Chapter 10.—That the Devils, in Suffering Either False or True Crimes to Be Laid to Their Charge, Meant to Do Men a Mischief.

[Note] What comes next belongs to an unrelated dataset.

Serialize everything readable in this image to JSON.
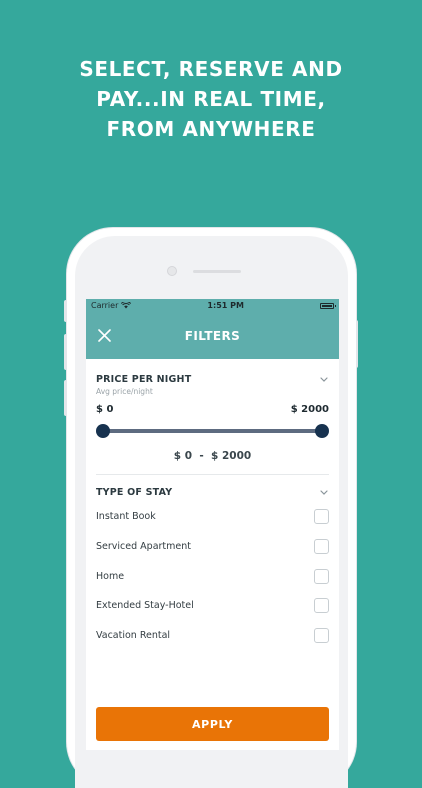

It is alleged, in excuse of this practice, that the stories told of the gods are not true, but false, and mere inventions, but this only makes matters worse, if we form our estimate by the morality our religion teaches; and if we consider the malice of the devils, what more wily and astute artifice could they practise upon men? When a slander is uttered against a leading statesman of upright and useful life, is it not reprehensible in proportion to its untruth and groundlessness? What punishment, then, shall be sufficient when the gods are the objects of so wicked and outrageous an injustice? But the devils, whom these men repute gods, are content that even iniquities they are guiltless of should be ascribed to them, so long as they may entangle mens minds in the meshes of these opinions, and draw them on along with themselves to their predestinated punishment: whether such things were actually committed by the men whom these devils, delighting in human infatuation, cause to be worshipped as gods, and in whose stead they, by a thousand malign and deceitful artifices, substitute themselves, and so receive worship; or whether, though they were really the crimes of men, these wicked spirits gladly allowed them to be attributed to higher beings, that there might seem to be conveyed from heaven itself a sufficient sanction for the perpetration of shameful wickedness. The Greeks, therefore, seeing the character of the gods they served, thought that the poets should certainly not refrain from showing up human vices on the stage, either because they desired to be like their gods in this, or because they were afraid that, if they required for themselves a more unblemished reputation than they asserted for the gods, they might provoke them to anger.